Continued from Part Four
We've reached the final chapter of our action-crammed nine-day adventure in Wales. This last segment begins with a visit to a part of the country I'd always wanted to see, the island of Anglesey, which forms the northwest corner of Wales. The place has been in the news recently because Prince William and Kate – pardon me, the Duke and Duchess of Cambridge – are living there during his military service, and we did see and hear several military aircraft roaring over the area. But mostly, Anglesey feels like a very quiet corner, or at least it does in early spring, and quiet certainly characterized Beaumaris, the castle town we visited.
This old house is marked as having been built about 1400. I have to admit this is not the kind of provenance (or architecture) we come across in New York.
Beaumaris Castle has a decisive moat.
As usual in these waterside locales, seabirds sailed overhead and perched on the towers, making a lot more noise than the sheep grazing in the distance or the occasional tourist. On the other hand, keeping the grass neatly cut in the castle courtyard is a job that must keep someone busy.
The "Gunners Walk" provides a view over the channel separating Anglesey from the mainland of Wales. It also gives a glimpse of the playground-by-the-castle motif we couldn't help noticing in several places. Again, not something you typically see in the good old USA.
Nearby, the historic St Marys and St Nicholas Church contains the stone tomb of Princess Joan of Wales, daughter of England's King John and wife of Llywelyn the Great, Prince of Wales. She died in 1237.

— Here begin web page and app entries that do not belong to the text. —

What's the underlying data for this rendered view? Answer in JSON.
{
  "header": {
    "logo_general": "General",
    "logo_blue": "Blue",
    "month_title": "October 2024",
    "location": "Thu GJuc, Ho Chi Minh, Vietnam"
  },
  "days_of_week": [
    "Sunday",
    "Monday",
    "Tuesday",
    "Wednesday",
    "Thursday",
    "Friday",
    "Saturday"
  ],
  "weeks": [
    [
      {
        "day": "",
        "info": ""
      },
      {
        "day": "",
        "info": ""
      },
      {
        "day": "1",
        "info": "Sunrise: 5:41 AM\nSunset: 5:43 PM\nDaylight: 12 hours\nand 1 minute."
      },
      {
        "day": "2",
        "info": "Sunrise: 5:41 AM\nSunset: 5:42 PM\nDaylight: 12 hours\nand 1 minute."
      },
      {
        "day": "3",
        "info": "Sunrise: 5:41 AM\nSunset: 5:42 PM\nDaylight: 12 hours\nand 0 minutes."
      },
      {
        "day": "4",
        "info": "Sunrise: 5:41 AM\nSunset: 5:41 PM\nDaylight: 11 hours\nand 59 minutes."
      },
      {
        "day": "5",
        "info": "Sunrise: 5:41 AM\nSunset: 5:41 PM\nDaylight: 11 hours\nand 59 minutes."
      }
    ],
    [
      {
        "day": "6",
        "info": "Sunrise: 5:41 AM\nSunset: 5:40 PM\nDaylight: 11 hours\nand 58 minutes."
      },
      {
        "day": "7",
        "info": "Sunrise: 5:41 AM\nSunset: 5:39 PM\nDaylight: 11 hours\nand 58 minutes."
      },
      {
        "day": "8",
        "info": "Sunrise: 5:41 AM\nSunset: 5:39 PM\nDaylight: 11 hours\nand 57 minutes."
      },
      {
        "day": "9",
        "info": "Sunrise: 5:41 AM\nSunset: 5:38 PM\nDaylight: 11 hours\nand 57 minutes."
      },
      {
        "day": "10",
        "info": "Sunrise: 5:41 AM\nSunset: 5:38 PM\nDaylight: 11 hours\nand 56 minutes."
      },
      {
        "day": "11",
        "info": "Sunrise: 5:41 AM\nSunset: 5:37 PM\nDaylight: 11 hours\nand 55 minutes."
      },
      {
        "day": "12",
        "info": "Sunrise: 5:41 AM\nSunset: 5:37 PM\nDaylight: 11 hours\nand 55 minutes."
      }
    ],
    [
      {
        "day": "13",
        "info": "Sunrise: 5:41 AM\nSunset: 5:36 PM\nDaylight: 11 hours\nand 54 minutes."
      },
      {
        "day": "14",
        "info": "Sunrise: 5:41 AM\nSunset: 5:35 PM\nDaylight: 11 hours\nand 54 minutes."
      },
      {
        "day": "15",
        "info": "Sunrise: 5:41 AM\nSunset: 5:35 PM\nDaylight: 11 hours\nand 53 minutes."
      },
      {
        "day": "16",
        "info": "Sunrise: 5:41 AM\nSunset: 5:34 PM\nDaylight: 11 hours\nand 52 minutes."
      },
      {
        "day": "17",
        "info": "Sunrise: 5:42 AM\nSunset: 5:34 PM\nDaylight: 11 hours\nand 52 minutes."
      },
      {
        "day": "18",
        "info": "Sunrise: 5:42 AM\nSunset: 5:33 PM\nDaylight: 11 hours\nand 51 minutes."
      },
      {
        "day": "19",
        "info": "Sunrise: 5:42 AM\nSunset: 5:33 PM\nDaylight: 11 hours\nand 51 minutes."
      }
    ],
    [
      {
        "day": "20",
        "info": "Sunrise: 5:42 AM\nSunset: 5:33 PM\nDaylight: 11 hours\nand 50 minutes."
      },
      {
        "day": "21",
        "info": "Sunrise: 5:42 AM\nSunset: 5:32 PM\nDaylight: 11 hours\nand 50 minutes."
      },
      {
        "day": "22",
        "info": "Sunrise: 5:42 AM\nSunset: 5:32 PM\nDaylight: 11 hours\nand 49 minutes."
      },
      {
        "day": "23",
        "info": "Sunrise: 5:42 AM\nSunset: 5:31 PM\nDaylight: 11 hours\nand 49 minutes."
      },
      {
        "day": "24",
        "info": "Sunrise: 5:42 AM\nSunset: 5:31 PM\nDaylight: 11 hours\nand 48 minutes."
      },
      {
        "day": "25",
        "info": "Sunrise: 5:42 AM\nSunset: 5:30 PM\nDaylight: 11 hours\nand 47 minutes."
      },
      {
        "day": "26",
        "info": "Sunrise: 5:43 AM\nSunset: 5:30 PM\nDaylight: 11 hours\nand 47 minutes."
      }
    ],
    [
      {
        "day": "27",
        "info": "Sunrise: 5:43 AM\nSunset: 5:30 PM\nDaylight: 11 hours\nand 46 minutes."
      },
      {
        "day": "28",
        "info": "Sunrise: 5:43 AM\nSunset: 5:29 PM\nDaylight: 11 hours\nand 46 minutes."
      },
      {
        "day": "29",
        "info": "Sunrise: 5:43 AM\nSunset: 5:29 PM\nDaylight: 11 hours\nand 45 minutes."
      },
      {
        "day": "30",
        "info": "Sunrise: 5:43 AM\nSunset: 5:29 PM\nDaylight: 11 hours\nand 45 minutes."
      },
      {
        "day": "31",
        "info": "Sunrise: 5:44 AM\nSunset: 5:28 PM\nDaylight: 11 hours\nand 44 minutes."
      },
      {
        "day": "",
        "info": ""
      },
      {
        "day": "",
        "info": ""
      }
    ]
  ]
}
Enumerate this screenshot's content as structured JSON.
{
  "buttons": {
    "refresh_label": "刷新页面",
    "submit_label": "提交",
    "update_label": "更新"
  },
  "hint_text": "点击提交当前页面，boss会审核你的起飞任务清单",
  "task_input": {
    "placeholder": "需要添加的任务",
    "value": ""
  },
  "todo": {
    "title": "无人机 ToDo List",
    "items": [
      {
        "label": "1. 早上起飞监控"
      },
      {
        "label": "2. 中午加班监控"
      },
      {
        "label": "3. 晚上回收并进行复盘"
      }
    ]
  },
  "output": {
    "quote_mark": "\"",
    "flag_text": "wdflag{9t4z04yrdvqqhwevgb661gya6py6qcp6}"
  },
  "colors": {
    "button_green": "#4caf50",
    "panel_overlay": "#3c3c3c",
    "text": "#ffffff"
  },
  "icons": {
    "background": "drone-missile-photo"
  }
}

A later web search found for me a Beaumaris Yacht Club, too, and I was surprised we had missed that – until I saw that it's in Beaumaris, Ontario, which is named after the Beaumaris in Wales. So, since no one was inviting us to a yacht party, we drove back onto the mainland and headed along the coast for a more populated resort town, Llandudno.